W3C home > Mailing lists > Public > www-style@w3.org > August 1997

<font> vs. CSS: no contest

From: David Perrell <davidp@earthlink.net>
Date: Fri, 1 Aug 1997 12:53:06 -0700
Message-Id: <199708011957.MAA07137@iceland.it.earthlink.net>
To: <www-style@w3.org>, "Josh Paluch" <joshp@cnet.com>
Josh Paluch wrote:
> I notice that in IE4 stylesheets don't trump <font> and <basefont>...
> this by design?  (at least on windows)
> Of coarse, Netscape4 does just the oppisite (ie, if the same element
> defined by both CSS and <font>, then CSS wins, even if <font> is
> to the element), which actually makes more sense to me.  I mean, if
> would trump <font> then I could include both on a page knowing that
> the user had a CSS browser they will get what I want them to get, but
> can still use <font> for a little while to ensure that my design
> compromised.
> does anyone have any suggestions how to get around the fact that IE4
> does this?

Have you declared FONT in the CSS1 markup? In this case:

   <P><FONT SIZE=24>Here's some 24px text</FONT></P>

the FONT tag's inline declaration overrides the P tag, because FONT is
a child of P. If you want a different result, declare the FONT tag in
your CSS declarations.
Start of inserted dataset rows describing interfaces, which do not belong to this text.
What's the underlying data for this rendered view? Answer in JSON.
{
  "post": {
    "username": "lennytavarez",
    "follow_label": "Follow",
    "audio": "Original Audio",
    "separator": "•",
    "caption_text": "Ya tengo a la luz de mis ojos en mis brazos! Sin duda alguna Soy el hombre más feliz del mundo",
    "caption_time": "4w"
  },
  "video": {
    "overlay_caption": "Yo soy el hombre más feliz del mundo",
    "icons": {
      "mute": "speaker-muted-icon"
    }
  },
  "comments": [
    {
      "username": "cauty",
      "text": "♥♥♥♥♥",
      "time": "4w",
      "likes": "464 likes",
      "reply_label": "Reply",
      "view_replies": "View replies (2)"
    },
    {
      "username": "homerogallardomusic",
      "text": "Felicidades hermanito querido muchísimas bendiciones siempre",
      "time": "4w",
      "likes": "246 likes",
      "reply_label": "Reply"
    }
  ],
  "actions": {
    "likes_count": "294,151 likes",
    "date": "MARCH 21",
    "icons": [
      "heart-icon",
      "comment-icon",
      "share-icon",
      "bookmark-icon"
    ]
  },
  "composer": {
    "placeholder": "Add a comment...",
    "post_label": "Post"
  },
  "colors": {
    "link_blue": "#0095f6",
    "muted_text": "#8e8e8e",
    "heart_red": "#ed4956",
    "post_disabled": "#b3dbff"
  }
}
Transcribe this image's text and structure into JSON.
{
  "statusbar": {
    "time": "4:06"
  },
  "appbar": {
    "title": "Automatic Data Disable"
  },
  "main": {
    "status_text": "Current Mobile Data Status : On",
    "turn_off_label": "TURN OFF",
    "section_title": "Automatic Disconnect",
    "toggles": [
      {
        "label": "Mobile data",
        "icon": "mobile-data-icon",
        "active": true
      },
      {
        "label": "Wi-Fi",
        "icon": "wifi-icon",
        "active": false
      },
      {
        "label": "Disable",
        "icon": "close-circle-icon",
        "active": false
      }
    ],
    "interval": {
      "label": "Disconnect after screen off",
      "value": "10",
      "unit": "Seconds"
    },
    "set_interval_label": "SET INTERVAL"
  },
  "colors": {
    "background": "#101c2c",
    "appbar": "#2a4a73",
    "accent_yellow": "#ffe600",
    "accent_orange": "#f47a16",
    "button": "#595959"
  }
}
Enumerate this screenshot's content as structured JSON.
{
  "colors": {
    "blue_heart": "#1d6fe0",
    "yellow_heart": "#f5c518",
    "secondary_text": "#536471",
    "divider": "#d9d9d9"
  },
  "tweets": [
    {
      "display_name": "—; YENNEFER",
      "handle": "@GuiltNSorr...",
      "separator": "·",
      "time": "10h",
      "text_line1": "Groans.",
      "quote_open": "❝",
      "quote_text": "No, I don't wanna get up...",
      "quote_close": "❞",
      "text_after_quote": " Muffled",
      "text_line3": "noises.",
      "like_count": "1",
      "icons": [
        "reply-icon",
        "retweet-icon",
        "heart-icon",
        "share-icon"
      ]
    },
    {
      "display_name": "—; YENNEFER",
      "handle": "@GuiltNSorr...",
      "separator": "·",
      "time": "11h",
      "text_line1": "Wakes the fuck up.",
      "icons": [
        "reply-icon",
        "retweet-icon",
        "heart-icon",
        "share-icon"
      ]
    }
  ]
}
For example:

   FONT { font: 2em/2.1em Arial, sans-serif }

This should get you the result you want.

BASEFONT can also be declared in the stylesheet.

David Perrell
Received on Friday, 1 August 1997 15:57:16 UTC

This archive was generated by hypermail 2.3.1 : Monday, 2 May 2016 14:26:44 UTC